*How to complete this task:* Find the string "poly" in the listing and report every line that has it.
---
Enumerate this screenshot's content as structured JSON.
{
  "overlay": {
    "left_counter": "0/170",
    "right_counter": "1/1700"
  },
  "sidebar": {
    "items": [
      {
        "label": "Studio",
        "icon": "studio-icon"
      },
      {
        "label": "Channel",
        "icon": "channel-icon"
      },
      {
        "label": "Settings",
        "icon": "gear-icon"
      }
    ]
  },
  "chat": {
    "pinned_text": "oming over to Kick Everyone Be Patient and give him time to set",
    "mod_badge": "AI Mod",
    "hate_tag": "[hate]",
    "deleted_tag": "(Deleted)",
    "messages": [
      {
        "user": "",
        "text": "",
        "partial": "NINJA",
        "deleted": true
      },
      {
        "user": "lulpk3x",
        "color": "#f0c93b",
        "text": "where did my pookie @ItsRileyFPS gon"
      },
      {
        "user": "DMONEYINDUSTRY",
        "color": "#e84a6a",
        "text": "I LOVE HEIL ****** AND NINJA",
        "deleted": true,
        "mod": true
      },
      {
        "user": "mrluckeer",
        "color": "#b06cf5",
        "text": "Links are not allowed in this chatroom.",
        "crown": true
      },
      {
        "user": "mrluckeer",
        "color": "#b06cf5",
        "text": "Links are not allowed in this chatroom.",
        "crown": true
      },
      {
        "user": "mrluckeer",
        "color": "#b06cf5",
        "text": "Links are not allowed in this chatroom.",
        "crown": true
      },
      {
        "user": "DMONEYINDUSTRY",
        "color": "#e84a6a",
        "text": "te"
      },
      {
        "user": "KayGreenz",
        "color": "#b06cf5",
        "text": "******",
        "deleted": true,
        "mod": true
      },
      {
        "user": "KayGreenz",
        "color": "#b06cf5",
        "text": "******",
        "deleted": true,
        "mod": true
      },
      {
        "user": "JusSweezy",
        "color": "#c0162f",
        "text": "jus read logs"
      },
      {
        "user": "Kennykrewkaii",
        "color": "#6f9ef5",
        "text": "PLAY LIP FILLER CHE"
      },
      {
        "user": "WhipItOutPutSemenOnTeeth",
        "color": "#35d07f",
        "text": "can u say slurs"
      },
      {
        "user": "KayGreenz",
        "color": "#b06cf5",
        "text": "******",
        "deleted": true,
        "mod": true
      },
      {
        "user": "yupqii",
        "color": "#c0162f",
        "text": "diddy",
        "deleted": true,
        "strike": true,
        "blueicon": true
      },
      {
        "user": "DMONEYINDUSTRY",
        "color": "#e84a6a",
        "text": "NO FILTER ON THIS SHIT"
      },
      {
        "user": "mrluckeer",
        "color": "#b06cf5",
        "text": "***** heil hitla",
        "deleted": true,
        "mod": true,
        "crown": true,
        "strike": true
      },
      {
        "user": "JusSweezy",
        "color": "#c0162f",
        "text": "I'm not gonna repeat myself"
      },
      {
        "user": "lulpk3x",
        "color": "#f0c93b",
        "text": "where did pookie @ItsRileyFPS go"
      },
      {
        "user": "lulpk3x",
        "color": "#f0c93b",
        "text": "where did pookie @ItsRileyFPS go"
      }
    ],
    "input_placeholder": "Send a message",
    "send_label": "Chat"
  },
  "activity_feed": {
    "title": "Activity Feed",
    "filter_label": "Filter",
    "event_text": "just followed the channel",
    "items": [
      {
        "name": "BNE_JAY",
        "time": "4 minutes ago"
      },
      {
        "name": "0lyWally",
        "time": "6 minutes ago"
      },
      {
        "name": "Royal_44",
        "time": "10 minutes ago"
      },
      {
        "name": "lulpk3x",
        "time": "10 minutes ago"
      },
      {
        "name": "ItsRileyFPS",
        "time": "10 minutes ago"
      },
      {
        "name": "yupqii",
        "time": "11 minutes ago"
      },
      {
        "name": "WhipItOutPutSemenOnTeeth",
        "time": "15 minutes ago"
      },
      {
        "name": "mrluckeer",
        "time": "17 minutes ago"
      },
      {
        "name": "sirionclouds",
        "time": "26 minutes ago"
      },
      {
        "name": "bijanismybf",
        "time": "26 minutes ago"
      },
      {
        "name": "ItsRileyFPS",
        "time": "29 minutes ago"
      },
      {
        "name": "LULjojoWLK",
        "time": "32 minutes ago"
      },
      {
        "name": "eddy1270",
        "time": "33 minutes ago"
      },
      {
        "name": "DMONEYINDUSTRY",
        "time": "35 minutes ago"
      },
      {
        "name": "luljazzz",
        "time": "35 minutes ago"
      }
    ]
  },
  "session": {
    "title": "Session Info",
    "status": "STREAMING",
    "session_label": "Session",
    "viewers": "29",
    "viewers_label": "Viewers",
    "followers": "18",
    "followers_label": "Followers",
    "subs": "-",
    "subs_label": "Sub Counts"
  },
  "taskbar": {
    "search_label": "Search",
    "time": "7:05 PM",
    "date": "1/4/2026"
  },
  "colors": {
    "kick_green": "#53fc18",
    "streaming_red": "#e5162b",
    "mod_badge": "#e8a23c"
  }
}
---
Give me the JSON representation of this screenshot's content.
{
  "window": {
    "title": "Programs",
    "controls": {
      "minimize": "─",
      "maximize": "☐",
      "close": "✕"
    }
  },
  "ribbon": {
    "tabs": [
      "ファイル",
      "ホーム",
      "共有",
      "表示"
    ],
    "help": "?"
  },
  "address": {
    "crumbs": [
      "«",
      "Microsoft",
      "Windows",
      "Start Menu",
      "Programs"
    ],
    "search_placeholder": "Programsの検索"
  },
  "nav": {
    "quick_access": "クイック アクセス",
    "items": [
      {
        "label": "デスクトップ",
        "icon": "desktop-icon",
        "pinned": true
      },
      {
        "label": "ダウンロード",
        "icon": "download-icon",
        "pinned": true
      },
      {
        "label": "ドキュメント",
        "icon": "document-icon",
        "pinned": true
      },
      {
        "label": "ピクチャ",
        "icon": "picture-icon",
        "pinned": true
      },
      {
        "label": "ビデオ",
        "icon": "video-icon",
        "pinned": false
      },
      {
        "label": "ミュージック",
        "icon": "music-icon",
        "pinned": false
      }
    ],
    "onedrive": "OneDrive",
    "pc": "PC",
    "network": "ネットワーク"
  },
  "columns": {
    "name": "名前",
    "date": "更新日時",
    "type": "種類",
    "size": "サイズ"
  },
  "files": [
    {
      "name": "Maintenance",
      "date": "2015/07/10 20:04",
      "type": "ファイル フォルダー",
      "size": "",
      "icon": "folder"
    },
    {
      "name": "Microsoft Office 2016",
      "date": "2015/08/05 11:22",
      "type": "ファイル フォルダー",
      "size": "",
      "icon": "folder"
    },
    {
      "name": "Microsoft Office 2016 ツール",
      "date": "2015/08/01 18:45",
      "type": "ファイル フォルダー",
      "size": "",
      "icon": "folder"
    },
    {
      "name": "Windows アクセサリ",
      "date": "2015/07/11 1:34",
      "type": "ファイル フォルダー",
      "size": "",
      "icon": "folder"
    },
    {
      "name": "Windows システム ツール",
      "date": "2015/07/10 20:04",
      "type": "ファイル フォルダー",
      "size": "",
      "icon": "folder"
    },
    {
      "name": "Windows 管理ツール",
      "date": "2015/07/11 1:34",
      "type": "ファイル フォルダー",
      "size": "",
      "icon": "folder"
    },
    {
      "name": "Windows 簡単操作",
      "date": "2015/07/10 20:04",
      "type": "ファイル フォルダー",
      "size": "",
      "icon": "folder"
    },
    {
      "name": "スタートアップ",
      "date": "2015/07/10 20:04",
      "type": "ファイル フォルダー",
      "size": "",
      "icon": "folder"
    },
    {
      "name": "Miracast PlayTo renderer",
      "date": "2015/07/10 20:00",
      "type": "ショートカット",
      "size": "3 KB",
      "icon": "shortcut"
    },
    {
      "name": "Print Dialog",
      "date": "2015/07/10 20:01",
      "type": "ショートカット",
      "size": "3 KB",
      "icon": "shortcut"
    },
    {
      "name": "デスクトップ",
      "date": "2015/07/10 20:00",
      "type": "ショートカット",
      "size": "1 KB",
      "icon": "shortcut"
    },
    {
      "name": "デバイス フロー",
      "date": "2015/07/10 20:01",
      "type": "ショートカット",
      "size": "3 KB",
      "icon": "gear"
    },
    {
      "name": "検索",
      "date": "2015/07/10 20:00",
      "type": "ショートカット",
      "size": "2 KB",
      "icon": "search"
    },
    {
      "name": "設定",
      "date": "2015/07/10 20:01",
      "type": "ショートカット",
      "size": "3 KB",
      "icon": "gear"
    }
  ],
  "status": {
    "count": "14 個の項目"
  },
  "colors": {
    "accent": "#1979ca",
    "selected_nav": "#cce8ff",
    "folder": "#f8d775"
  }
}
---
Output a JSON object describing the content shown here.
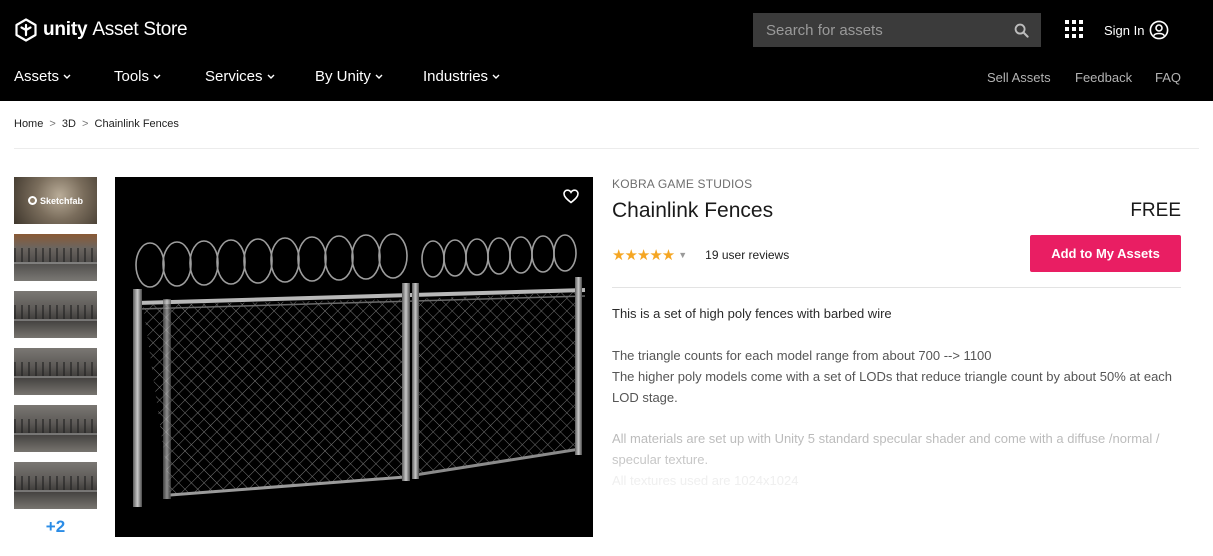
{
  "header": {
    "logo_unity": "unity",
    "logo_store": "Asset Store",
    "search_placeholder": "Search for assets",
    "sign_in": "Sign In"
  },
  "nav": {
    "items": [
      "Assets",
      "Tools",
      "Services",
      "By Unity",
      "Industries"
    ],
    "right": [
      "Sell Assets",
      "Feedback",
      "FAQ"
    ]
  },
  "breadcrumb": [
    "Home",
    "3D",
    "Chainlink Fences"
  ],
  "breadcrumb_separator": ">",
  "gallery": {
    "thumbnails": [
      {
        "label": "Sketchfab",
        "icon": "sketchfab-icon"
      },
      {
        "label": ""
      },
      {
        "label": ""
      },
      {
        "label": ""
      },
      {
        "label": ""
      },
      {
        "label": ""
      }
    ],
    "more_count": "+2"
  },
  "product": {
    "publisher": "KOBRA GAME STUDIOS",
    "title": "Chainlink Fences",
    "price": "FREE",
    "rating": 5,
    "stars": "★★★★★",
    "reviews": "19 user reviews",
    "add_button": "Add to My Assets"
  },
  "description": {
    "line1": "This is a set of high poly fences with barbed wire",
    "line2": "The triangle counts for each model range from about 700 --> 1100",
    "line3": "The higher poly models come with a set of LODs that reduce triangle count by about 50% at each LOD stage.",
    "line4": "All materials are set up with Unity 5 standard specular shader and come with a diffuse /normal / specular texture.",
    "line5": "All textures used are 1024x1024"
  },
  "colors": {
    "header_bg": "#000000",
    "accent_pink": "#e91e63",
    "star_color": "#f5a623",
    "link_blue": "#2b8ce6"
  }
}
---
*Answer to this exercise:*
    "line1": "This is a set of high poly fences with barbed wire",
    "line3": "The higher poly models come with a set of LODs that reduce triangle count by about 50% at each LOD stage.",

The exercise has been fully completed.